2005 Salt Lake City Annual Meeting (October 16–19, 2005)

Paper No. 6
Presentation Time: 9:15 AM


ASIOLI, Alessandra, Istituto di Geoscienze e Georisorse del C.N, Sezione di Padova, via Giotto, 1, Padova, 35137, Italy and SCOTT, David B., Department of Earth Science, Dalhousie Univ, Halifax, NS B3H 3J5, Canada, david.scott@dal.ca

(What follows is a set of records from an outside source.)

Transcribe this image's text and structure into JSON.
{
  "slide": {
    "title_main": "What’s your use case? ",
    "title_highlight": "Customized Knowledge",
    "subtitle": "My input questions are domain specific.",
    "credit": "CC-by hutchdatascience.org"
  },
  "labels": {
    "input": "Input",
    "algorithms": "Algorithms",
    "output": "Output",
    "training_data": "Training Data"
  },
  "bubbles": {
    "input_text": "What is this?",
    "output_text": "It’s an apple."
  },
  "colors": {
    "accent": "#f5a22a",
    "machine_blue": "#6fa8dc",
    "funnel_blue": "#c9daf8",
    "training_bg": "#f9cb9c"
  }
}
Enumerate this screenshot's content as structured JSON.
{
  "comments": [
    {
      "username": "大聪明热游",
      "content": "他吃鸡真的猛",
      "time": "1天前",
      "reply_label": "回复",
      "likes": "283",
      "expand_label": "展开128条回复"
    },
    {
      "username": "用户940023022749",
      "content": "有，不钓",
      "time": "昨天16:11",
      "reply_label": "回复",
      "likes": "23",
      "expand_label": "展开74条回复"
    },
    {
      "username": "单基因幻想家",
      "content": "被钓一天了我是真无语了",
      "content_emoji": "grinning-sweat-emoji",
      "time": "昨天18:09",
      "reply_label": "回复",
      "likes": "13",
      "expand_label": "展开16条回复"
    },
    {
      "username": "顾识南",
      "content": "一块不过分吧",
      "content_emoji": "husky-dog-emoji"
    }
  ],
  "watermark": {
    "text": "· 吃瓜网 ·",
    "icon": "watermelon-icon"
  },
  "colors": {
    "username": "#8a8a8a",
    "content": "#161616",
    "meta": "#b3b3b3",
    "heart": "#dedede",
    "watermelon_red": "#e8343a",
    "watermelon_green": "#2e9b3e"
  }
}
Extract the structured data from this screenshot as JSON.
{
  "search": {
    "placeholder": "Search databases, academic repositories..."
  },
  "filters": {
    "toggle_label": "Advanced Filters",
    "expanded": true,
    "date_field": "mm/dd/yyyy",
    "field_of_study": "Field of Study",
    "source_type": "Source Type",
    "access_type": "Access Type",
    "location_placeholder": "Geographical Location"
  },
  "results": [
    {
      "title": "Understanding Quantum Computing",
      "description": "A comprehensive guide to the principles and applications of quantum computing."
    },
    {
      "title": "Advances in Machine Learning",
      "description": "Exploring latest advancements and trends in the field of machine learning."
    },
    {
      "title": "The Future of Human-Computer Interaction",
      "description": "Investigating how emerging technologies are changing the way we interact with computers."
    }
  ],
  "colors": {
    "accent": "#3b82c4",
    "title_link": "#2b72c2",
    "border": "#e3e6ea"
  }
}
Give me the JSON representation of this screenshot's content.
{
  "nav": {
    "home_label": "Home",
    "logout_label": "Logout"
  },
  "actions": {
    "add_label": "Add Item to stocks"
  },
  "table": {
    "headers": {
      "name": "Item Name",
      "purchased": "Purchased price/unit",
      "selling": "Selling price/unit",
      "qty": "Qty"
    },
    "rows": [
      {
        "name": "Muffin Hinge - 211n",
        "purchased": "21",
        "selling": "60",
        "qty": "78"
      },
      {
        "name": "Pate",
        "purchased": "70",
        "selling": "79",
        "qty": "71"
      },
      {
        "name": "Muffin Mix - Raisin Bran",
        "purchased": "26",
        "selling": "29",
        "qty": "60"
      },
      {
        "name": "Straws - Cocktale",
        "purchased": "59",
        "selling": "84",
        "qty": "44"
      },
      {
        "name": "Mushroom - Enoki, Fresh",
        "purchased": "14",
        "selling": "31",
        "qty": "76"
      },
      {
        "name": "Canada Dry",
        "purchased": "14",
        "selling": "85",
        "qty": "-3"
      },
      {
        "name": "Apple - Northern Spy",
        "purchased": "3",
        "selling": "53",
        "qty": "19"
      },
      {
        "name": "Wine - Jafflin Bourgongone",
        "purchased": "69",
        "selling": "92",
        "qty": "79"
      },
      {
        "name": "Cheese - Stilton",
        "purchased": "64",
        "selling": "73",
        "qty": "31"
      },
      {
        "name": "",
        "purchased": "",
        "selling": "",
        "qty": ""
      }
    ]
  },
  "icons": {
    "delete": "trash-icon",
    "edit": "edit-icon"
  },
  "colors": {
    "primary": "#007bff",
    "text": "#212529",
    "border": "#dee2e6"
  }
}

The McMurdo Dry Valleys comprise the largest ice-free area in Antarctica and they are characterised by limited precipitation. They contain many permanent lakes with the presence of permanent ice cover, that limits the amount of radiation reaching the water column and reduces the interaction between atmosphere and lake.. However it provides a shelter from the harsh Antarctic climate, maintaining the lake ecosystem. Two cores were collected in one of these lakes (Lake Hoare, Taylor Valley) and the samples were examined for their thecamoebian-content. Thecamoebians were studied in suspension, and they were generally present in the two cores, even if with low concentration. The tests appeared quite soft and sometimes collapsing. All the specimens were organic tests and no agglutinated species were recovered. Most of the species were referred to the genus Arcella. Moreover, the thecamoebian concentration generally increased in the levels were bacterial mat- fragments were more abundant, while thecamoebians were near absent where the unsorted sand was dominant. This probably reflects the sedimentation pattern occurring in this kind of lakes; that is intervals with mat growth alternated to sediment accumulation on the ice surface and consequent fallout to the ice bottom, resulting in localised mounds on the bottom. This kind of study has been carried out because this environment and its protozoan content may represent the equivalent of past lakes present at lower latitudes during glacial intervals and a component of ancient life possibly present in other planets of the Solar System where the presence of water in the past has been suggested.